Work to complete: Output each entry verbatim. Leave the images out.

----- Information -----

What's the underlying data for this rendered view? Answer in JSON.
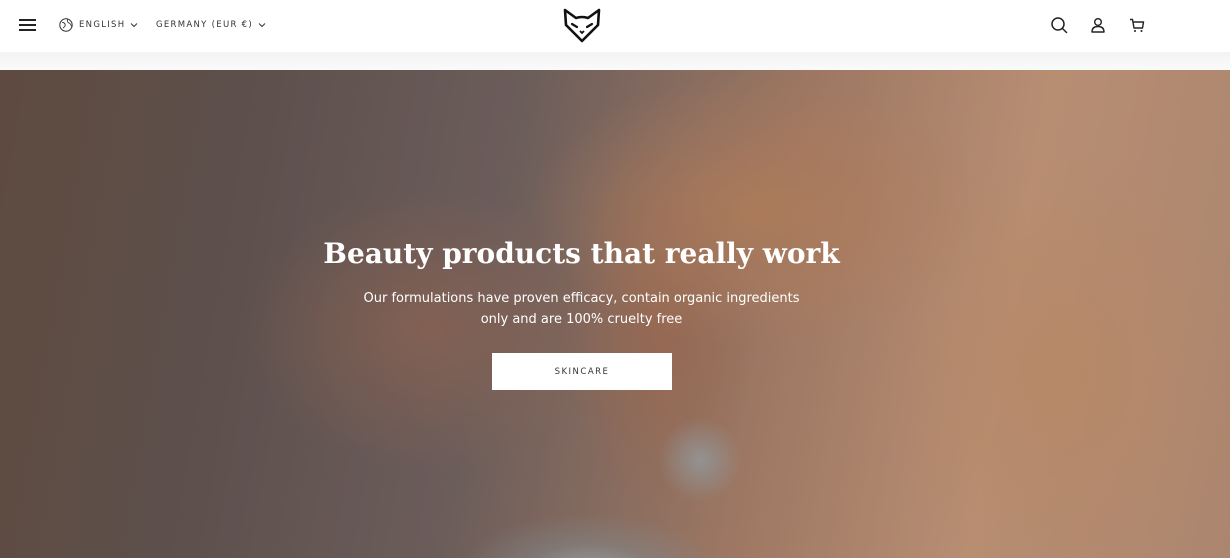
{
  "header": {
    "language": "ENGLISH",
    "country": "GERMANY (EUR €)",
    "icons": {
      "menu": "menu-icon",
      "globe": "globe-icon",
      "logo": "fox-logo",
      "search": "search-icon",
      "account": "account-icon",
      "cart": "cart-icon"
    }
  },
  "hero": {
    "title": "Beauty products that really work",
    "subtitle": "Our formulations have proven efficacy, contain organic ingredients only and are 100% cruelty free",
    "cta_label": "SKINCARE"
  },
  "colors": {
    "text_dark": "#222222",
    "hero_text": "#ffffff",
    "button_bg": "#ffffff"
  }
}
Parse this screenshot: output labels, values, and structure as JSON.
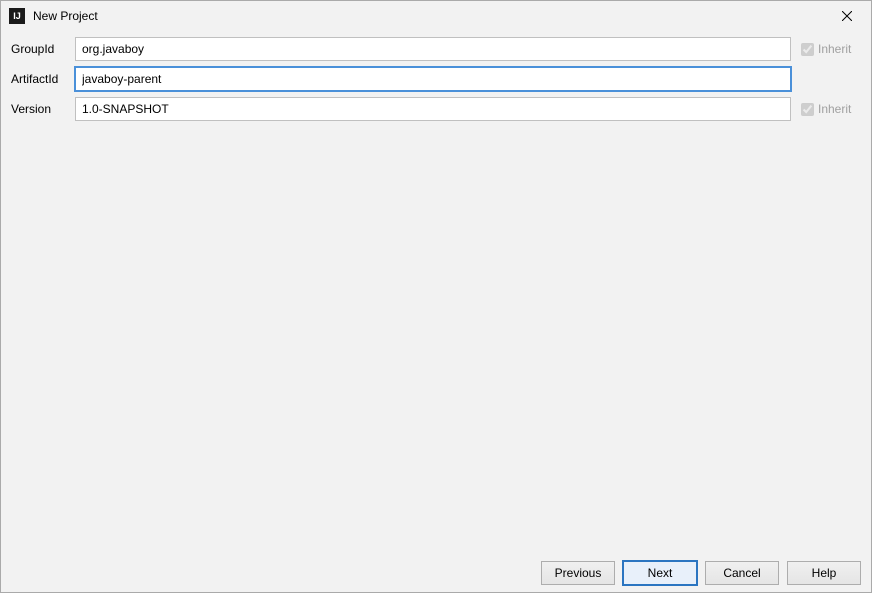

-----

Solution for this task:
What's the underlying data for this rendered view? Answer in JSON.
{
  "header": {
    "language": "ENGLISH",
    "country": "GERMANY (EUR €)",
    "icons": {
      "menu": "menu-icon",
      "globe": "globe-icon",
      "logo": "fox-logo",
      "search": "search-icon",
      "account": "account-icon",
      "cart": "cart-icon"
    }
  },
  "hero": {
    "title": "Beauty products that really work",
    "subtitle": "Our formulations have proven efficacy, contain organic ingredients only and are 100% cruelty free",
    "cta_label": "SKINCARE"
  },
  "colors": {
    "text_dark": "#222222",
    "hero_text": "#ffffff",
    "button_bg": "#ffffff"
  }
}
Parse this screenshot: output labels, values, and structure as JSON.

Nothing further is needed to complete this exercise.